« The Age of Innocence Lost | Main | Serving a Run-On Sentence »

Another Year We Make Contact

Another-year-lesley-manville-jim-broadbent
Simon Mein/Sony Pictures Classics

The 2010 movie year played out in predictable fashion, with a lot of noteworthy gems submerged beneath the usual Hollywood garbage and the occasional big studio success story sprinkled in for good measure. For adventurous moviegoers, those willing to break free from the bonds of mass-marketed, 3-D-centric product, the year offered its share of rewards, with a strong crop of documentaries and some characteristically fine work from well-established directors leading the pack.

Robert Levin’s Top Movies of 2010

ANOTHER YEAR (Mike Leigh) Mr. Leigh, master observer of the British working class, outdoes himself with a film that’s a keenly observed, eloquently rendered depiction of the small human battles we wage each day. With extraordinary performances, a wealth of recognizable, heartrending moments and a strong, mature sense of the ebbs, flows and imprints of time’s passage, his straightforward, deceptively simple drama is the movie of the year.

THE LAST PLAY AT SHEA (Paul Crowder) Sometimes a movie comes out of nowhere and floors you. That is the case with this remarkable documentary, which — using Billy Joel’s final concerts at New York’s old Shea Stadium as a hook — explores the essence of New York Mets fandom, the cultural divide between the city’s nerve center of Manhattan and its outer boroughs and the inextricable, generational-bridging bonds between a sports team and its fan base.
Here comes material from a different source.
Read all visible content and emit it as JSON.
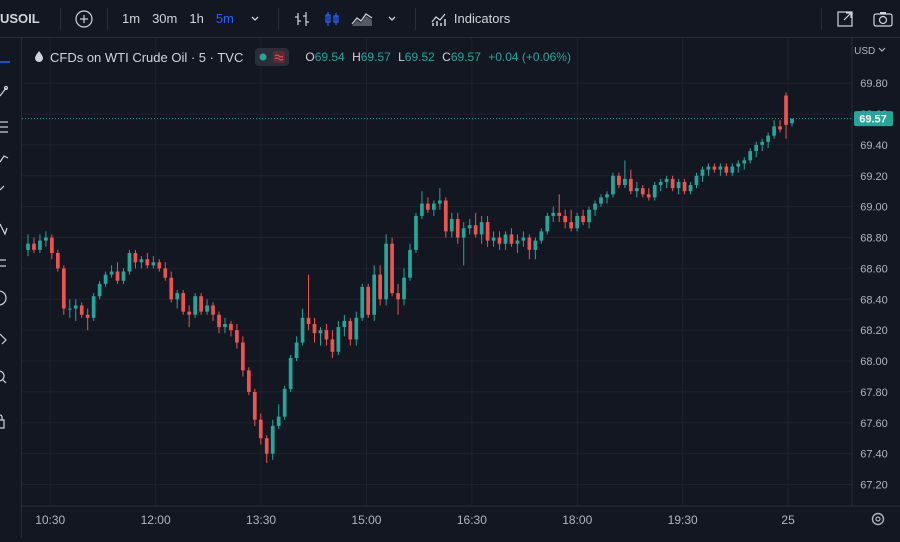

THE KING’S SPEECH (Tom Hooper) It’s been derided by some as middlebrow, quasi-Miramax pap; but Mr. Hooper’s “The King’s Speech” is something far different, a movie that convincingly transforms the majestic, remote specter of a monarch into a relatable figure stricken with everyday confidence issues. With smart, humane performances stars Colin Firth and Geoffrey Rush greatly aid the film’s effective localizing of Britain’s King George VI’s struggle with his speech impediment.

127 HOURS (Danny Boyle) Mr. Boyle follows up his “Slumdog Millionaire” Oscar win with another remarkable feat of directing, transforming what would seem to be the unfilmable story of rock-climber Aron Ralston’s five days trapped under a giant boulder into a movie that gets into the head and soul of its protagonist with breathtaking ease.

CITY ISLAND (Raymond De Felitta) To make an ethnic-family comedy is to enter a minefield of clichés, stereotypes and broad, dopey humor. Filmmaker Mr. De Felitta sidesteps that perilous territory completely with this Bronx-set affair — a movie that offers that great, satisfying feeling only offered by a gentle, human comedy told with aplomb.

LET ME IN (Matt Reeves) It’s a remake (of 2008’s “Let the Right One In”), but a damn fine one — a classically told, elegantly filmed vampire story that’s infinitely preferable to the mainstream schlock fostered upon audiences with dulling regularity.

BLUE VALENTINE (Derek Cianfrance) No movie last year had more insight into the vagaries of romance. By cross-cutting the heady early days of a relationship with its tragic dissolution, director Mr. Cianfrance offers a candid, harrowing depiction of fading love. Ryan Gosling — working with Michelle Williams and a largely improvised script — again displays his unparalleled, riveting talent.

THE OATH (Laura Poitras) Ms. Poitras’s “The Oath” centers on the confusing, contradictory Abu Jandal, a Yemeni cab driver who was once Osama bin Laden’s bodyguard, and his thoughts on Al Qaeda, jihad and the war on terror. It’s an essential document of our time, offering an invaluable glimpse at the other perspective in the prime geopolitical conflict of the age.

DADDY LONGLEGS (Josh and Benny Safdie) Filmmakers the Safdie brothers imbue this semiautobiographical, neorealist valentine to their father with ample affection for the New York City of their youths and empathy for the struggles of single parenthood.

VINCERE (Marco Bellocchio) Mr. Bellocchio’s operatic style perfectly fits the sad, melodramatic story of Ida Dalser, who spent her life institutionalized and apart from her son after insistently claiming to be Mussolini’s wife. It’s a thought-provoking look at history’s ever-advancing tide and the victims it leaves behind.

Comments

Post a comment

This weblog only allows comments from registered users. To comment, please Sign In.

© 2008-2019 Critic's Notebook and its respective authors. All rights reserved. | Privacy Policy | Terms of Use
Subscribe to Critic's Notebook | Follow Us on Twitter | Contact Us | Write for Us | Reprints and Permissions